#### EXERCISE INPUT

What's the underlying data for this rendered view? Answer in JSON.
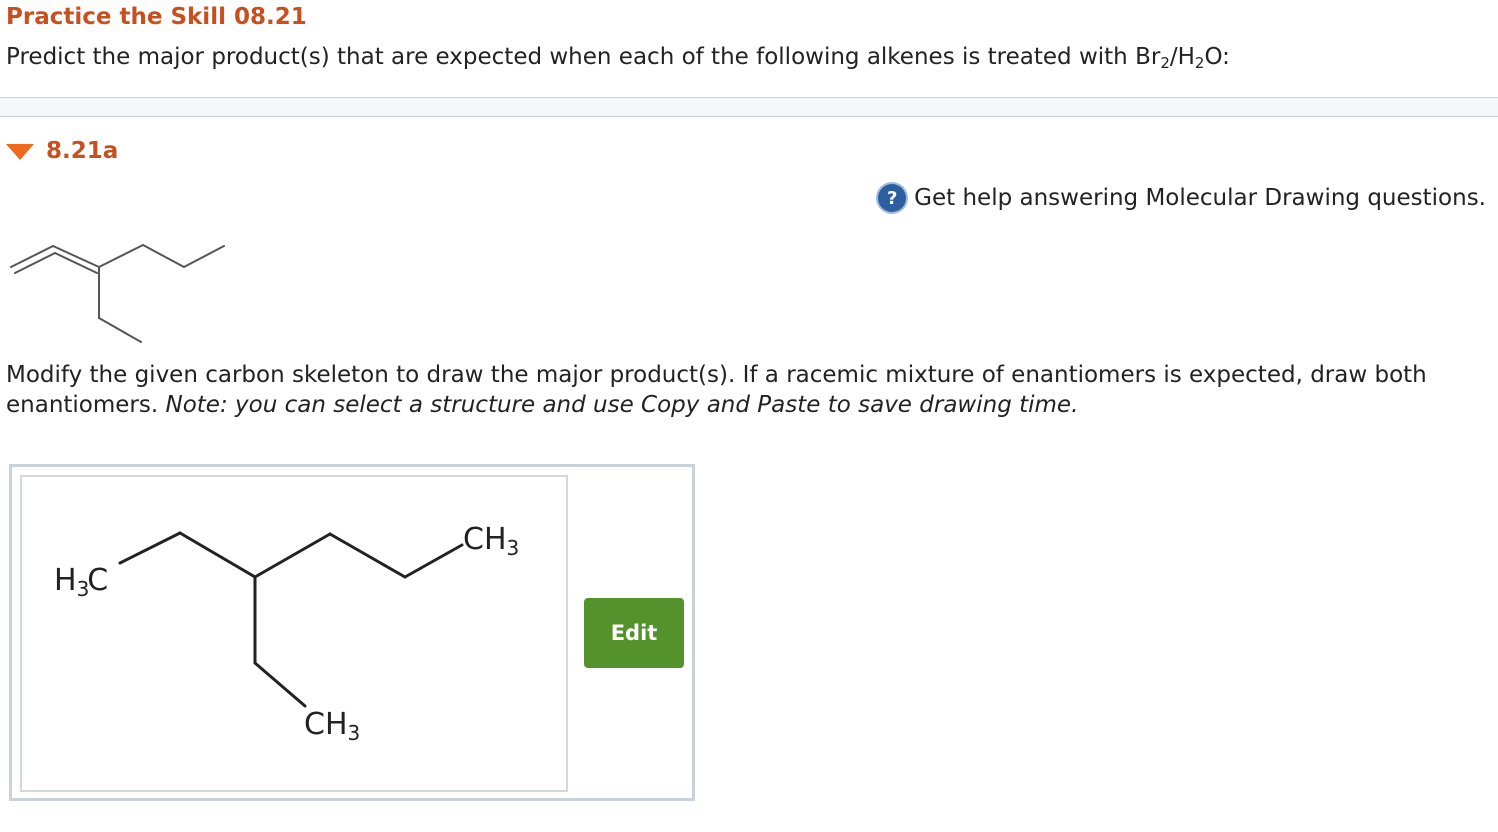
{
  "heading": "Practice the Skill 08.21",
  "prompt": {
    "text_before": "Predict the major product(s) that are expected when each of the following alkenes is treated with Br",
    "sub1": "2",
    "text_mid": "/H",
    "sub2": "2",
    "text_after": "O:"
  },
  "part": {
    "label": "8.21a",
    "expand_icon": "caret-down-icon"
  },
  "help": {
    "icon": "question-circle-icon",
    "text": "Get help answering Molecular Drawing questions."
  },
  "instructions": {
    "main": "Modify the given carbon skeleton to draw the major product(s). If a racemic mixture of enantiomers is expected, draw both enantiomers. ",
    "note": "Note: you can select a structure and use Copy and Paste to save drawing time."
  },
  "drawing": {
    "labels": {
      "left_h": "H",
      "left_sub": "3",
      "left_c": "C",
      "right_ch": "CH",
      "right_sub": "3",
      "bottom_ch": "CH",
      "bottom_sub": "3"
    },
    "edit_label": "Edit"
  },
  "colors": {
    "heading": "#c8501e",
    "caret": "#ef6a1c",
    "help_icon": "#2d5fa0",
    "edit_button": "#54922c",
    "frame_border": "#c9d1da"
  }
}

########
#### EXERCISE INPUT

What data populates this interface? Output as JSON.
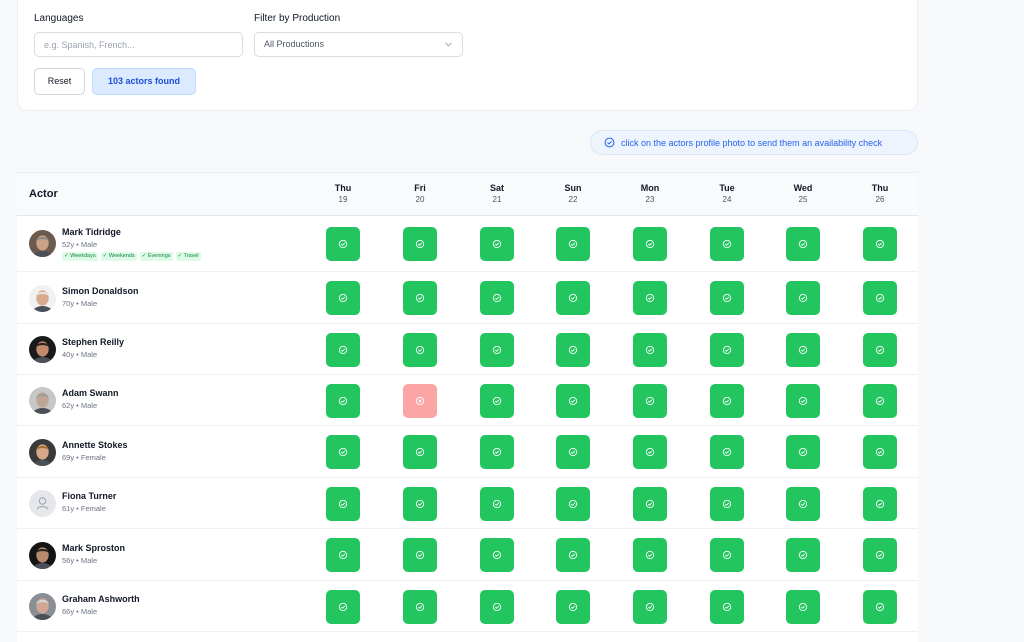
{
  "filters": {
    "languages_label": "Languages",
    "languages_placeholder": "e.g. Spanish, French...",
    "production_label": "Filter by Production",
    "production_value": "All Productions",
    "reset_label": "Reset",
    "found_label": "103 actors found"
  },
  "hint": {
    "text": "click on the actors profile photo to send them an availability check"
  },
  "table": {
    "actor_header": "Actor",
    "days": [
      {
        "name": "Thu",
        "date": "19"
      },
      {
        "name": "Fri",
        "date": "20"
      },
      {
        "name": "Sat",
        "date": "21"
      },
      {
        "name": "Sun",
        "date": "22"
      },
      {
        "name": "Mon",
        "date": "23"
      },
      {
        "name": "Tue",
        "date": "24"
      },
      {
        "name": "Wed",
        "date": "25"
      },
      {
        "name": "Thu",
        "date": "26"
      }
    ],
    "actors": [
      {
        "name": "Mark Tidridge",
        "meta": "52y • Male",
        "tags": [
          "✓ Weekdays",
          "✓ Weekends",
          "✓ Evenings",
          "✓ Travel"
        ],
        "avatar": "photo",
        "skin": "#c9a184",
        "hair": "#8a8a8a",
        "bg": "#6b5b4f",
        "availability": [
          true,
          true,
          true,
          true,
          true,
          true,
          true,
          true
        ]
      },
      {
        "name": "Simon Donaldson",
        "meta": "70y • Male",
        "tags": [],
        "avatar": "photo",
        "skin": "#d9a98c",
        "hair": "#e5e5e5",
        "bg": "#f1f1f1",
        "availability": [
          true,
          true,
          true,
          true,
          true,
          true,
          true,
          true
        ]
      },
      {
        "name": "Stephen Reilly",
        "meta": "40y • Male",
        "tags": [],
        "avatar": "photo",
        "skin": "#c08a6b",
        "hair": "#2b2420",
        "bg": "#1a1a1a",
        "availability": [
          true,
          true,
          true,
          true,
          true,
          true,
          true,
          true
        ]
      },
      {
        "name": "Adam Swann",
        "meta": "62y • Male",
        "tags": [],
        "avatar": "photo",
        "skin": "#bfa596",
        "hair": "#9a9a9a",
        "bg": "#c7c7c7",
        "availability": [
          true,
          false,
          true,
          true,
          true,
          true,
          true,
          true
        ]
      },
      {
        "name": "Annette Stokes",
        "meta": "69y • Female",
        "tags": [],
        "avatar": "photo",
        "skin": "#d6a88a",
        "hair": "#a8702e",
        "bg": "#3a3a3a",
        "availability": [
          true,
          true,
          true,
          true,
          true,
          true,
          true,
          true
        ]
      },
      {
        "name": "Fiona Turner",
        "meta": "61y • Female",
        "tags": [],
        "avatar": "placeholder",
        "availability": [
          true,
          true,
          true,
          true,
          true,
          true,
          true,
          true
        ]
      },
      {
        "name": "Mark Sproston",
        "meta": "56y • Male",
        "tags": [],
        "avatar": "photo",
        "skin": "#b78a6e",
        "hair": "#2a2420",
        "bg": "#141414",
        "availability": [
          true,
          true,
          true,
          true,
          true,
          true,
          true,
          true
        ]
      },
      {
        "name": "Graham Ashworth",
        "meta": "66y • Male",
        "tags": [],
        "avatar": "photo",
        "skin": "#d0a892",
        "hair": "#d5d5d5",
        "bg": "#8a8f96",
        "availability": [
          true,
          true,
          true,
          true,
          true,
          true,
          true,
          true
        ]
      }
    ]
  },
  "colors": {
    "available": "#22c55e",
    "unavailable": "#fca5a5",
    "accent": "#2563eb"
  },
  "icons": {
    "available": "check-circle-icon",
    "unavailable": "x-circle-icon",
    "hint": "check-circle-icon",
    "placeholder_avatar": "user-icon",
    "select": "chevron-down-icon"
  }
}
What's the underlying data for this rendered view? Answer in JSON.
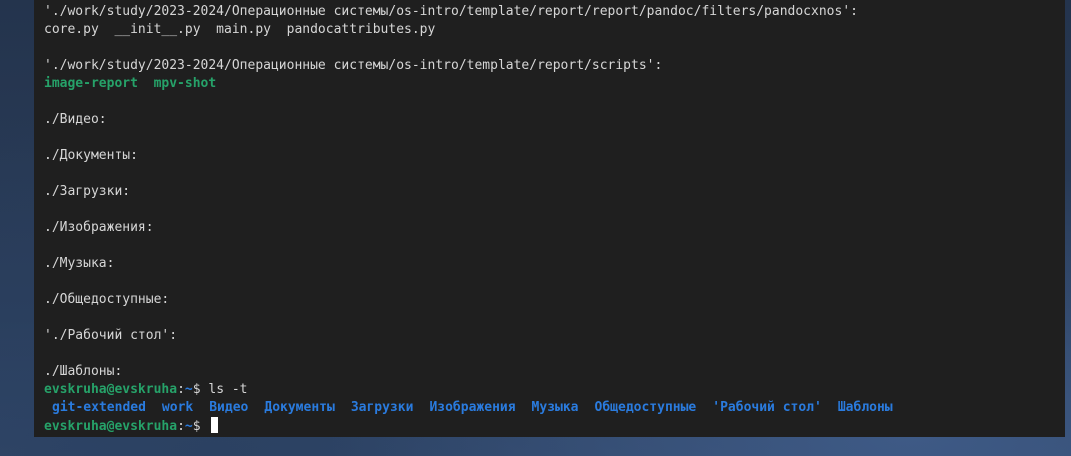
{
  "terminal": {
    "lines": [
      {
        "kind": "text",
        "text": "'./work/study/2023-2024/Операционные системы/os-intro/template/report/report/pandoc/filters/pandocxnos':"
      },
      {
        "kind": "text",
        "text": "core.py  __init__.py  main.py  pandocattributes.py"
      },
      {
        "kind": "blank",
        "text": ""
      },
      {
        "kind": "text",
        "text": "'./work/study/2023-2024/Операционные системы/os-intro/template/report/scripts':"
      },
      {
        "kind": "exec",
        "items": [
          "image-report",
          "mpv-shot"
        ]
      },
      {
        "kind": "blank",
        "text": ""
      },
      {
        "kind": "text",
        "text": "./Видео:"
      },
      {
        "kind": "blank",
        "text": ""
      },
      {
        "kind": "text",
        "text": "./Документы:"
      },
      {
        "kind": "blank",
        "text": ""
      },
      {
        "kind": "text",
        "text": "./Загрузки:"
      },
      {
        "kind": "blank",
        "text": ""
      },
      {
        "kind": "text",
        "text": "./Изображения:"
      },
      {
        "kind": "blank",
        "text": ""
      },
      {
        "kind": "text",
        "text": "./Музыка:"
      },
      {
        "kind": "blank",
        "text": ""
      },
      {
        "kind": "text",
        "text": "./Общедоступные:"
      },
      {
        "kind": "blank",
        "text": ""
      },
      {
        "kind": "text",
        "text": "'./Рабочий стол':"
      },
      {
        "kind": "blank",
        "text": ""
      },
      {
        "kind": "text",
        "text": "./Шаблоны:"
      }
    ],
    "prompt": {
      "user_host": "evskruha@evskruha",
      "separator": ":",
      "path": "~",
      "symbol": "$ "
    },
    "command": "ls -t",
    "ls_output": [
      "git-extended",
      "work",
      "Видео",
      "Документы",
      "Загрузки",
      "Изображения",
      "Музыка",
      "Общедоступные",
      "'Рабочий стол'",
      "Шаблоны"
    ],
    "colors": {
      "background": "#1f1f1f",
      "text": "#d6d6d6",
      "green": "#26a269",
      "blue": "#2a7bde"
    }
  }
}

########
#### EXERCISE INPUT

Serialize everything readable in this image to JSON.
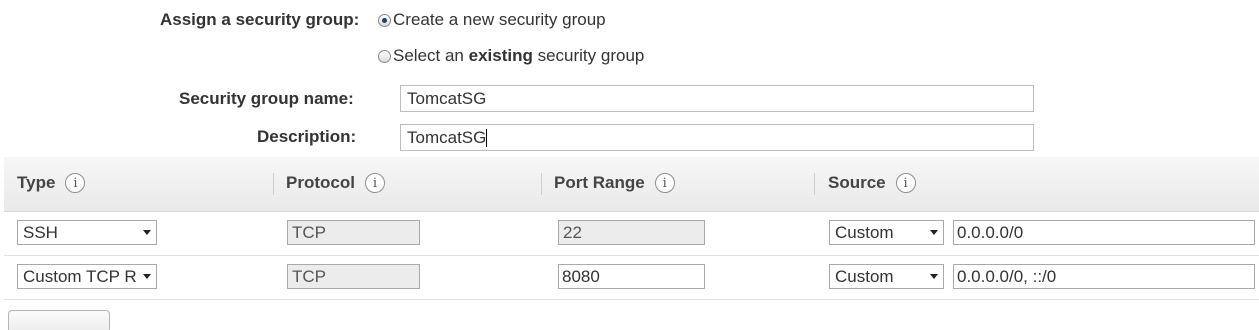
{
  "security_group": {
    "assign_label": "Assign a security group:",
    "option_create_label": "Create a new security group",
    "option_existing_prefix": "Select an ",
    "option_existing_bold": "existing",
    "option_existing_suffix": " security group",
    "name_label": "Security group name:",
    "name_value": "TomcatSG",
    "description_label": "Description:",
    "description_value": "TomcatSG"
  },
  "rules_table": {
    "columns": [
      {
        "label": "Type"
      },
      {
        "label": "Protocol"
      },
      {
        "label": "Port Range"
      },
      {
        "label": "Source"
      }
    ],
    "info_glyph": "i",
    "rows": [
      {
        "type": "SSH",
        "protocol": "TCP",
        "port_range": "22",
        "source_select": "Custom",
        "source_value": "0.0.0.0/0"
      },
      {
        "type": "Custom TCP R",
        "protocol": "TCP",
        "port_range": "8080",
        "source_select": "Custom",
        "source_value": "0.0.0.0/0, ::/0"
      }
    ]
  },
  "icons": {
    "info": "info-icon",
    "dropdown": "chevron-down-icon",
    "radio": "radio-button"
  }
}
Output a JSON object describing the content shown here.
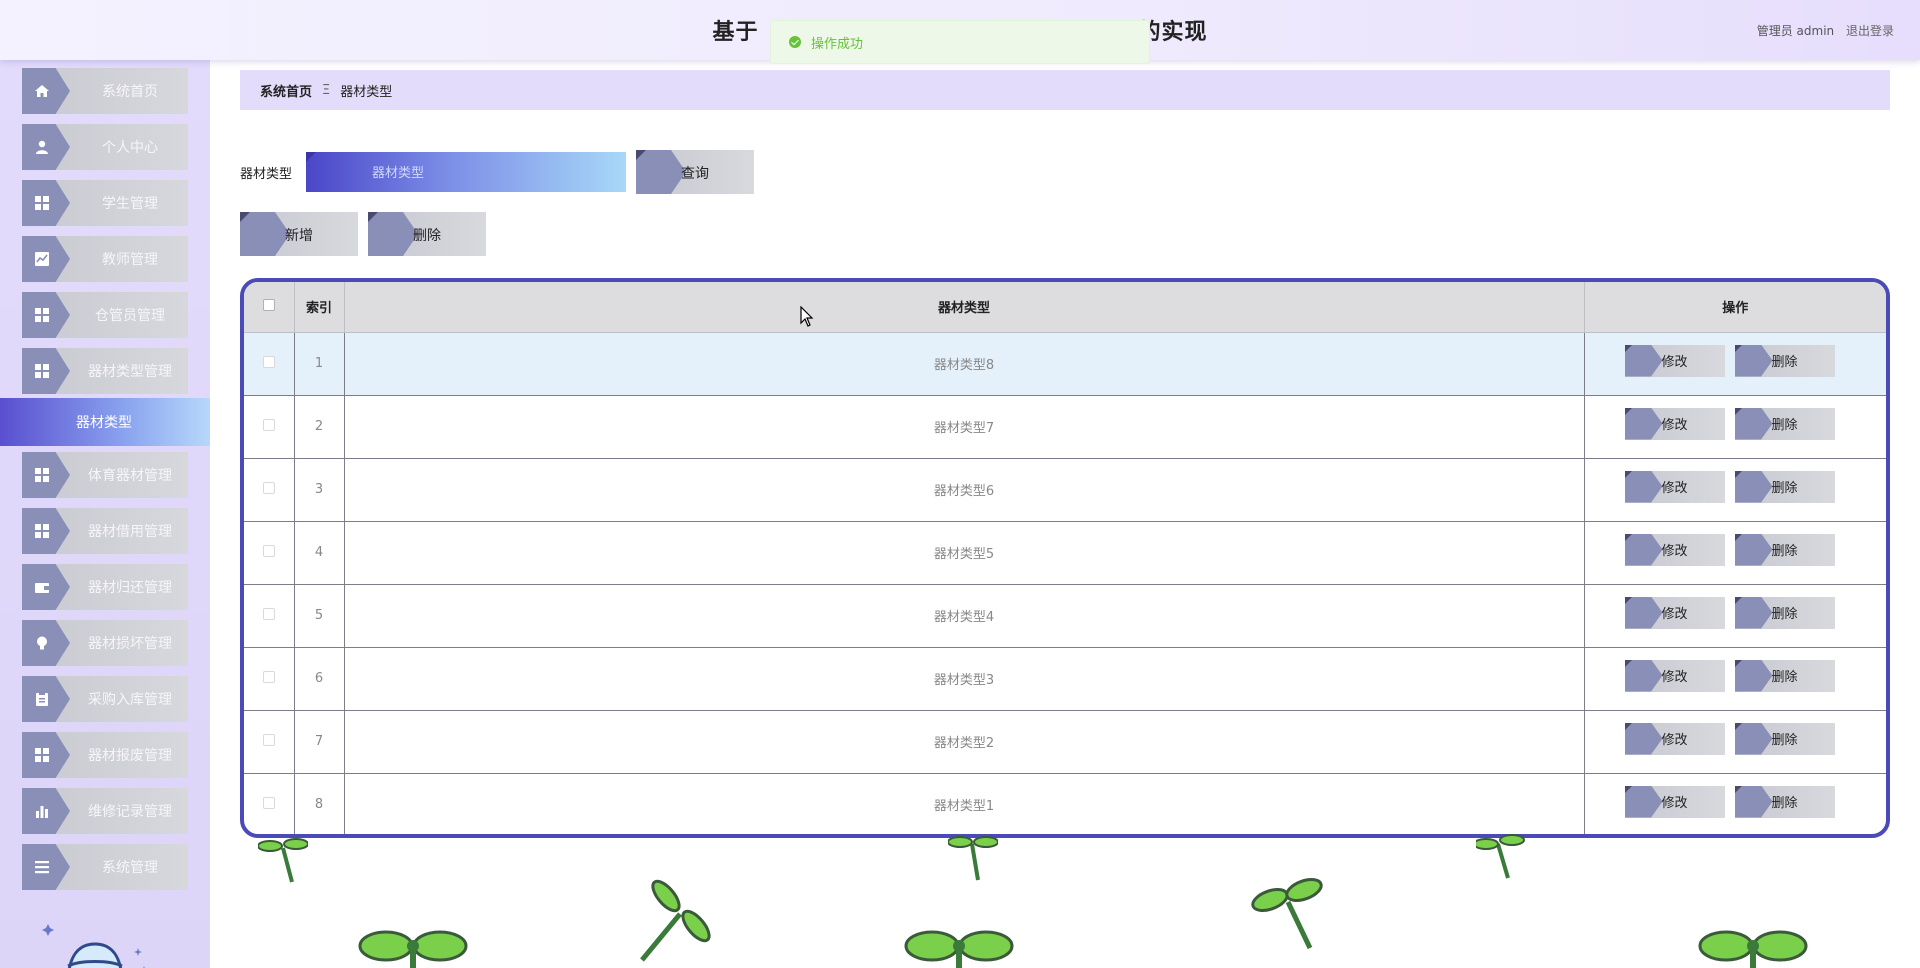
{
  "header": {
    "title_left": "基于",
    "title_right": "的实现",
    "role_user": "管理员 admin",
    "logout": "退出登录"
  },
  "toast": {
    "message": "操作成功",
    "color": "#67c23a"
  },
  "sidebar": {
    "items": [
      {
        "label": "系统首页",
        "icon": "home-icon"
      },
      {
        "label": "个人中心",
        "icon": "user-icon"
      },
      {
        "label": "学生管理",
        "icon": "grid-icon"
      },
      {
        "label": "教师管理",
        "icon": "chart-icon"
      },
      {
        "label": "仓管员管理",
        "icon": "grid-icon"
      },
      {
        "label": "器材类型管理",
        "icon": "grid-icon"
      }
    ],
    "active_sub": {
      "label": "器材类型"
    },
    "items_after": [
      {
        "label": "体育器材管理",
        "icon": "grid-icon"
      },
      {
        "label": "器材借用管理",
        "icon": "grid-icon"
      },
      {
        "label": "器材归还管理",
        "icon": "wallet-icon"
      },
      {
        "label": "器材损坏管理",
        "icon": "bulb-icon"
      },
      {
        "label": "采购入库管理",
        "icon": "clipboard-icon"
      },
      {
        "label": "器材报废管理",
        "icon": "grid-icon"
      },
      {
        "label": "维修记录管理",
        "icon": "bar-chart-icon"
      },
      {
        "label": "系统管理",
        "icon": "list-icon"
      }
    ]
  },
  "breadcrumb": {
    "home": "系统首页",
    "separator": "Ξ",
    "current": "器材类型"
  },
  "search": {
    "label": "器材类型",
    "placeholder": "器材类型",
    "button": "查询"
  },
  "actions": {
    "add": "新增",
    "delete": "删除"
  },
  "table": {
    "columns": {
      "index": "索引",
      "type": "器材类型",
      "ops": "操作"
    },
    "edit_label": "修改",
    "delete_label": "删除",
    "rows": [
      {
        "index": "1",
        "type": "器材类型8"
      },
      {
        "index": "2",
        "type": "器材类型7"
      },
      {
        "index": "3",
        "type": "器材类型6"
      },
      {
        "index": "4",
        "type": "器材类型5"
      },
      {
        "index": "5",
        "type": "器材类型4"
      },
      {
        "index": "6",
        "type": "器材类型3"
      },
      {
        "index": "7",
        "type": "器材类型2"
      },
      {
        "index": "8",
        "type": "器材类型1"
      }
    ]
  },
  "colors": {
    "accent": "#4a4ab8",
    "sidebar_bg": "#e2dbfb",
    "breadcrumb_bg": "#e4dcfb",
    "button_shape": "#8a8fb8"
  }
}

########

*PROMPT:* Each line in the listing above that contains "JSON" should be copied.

*ANSWER SECTION:*
What's the underlying data for this rendered view? Answer in JSON.
What data populates this interface? Output as JSON.
What's the underlying data for this rendered view? Answer in JSON.
Serialize everything readable in this image to JSON.
Output a JSON object describing the content shown here.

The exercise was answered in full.